══ MATERIAL TO PROCESS ══

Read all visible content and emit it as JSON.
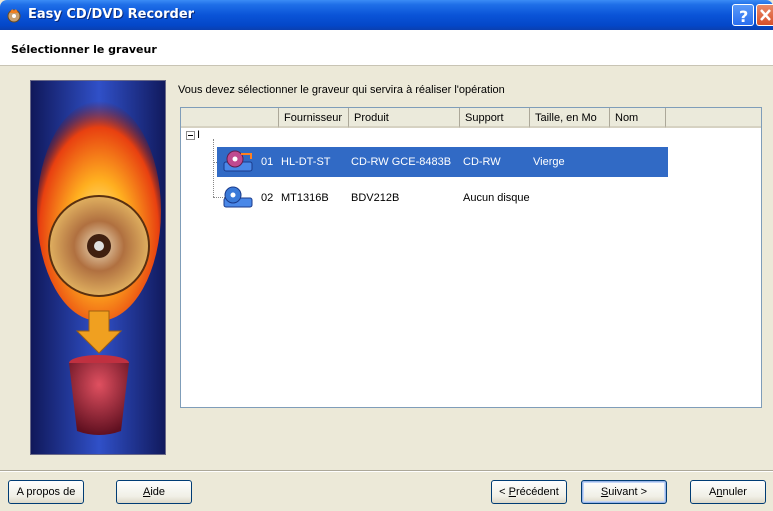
{
  "window": {
    "title": "Easy CD/DVD Recorder",
    "help_glyph": "?",
    "close_glyph": "✕"
  },
  "header": {
    "heading": "Sélectionner le graveur"
  },
  "instruction": "Vous devez sélectionner le graveur qui servira à réaliser l'opération",
  "list": {
    "columns": [
      "",
      "Fournisseur",
      "Produit",
      "Support",
      "Taille, en Mo",
      "Nom",
      ""
    ],
    "root_label": "I",
    "rows": [
      {
        "index": "01",
        "fournisseur": "HL-DT-ST",
        "produit": "CD-RW GCE-8483B",
        "support": "CD-RW",
        "taille": "Vierge",
        "nom": "",
        "selected": true
      },
      {
        "index": "02",
        "fournisseur": "MT1316B",
        "produit": "BDV212B",
        "support": "Aucun disque",
        "taille": "",
        "nom": "",
        "selected": false
      }
    ]
  },
  "buttons": {
    "about": "A propos de",
    "help_prefix": "",
    "help_mnemonic": "A",
    "help_suffix": "ide",
    "prev_prefix": "< ",
    "prev_mnemonic": "P",
    "prev_suffix": "récédent",
    "next_mnemonic": "S",
    "next_suffix": "uivant >",
    "cancel_prefix": "A",
    "cancel_mnemonic": "n",
    "cancel_suffix": "nuler"
  },
  "colors": {
    "selection": "#316ac5",
    "titlebar": "#0a54d8",
    "dialog_bg": "#ece9d8"
  }
}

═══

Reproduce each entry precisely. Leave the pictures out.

Read all visible content and emit it as JSON.
{
  "window": {
    "title": "Easy CD/DVD Recorder",
    "help_glyph": "?",
    "close_glyph": "✕"
  },
  "header": {
    "heading": "Sélectionner le graveur"
  },
  "instruction": "Vous devez sélectionner le graveur qui servira à réaliser l'opération",
  "list": {
    "columns": [
      "",
      "Fournisseur",
      "Produit",
      "Support",
      "Taille, en Mo",
      "Nom",
      ""
    ],
    "root_label": "I",
    "rows": [
      {
        "index": "01",
        "fournisseur": "HL-DT-ST",
        "produit": "CD-RW GCE-8483B",
        "support": "CD-RW",
        "taille": "Vierge",
        "nom": "",
        "selected": true
      },
      {
        "index": "02",
        "fournisseur": "MT1316B",
        "produit": "BDV212B",
        "support": "Aucun disque",
        "taille": "",
        "nom": "",
        "selected": false
      }
    ]
  },
  "buttons": {
    "about": "A propos de",
    "help_prefix": "",
    "help_mnemonic": "A",
    "help_suffix": "ide",
    "prev_prefix": "< ",
    "prev_mnemonic": "P",
    "prev_suffix": "récédent",
    "next_mnemonic": "S",
    "next_suffix": "uivant >",
    "cancel_prefix": "A",
    "cancel_mnemonic": "n",
    "cancel_suffix": "nuler"
  },
  "colors": {
    "selection": "#316ac5",
    "titlebar": "#0a54d8",
    "dialog_bg": "#ece9d8"
  }
}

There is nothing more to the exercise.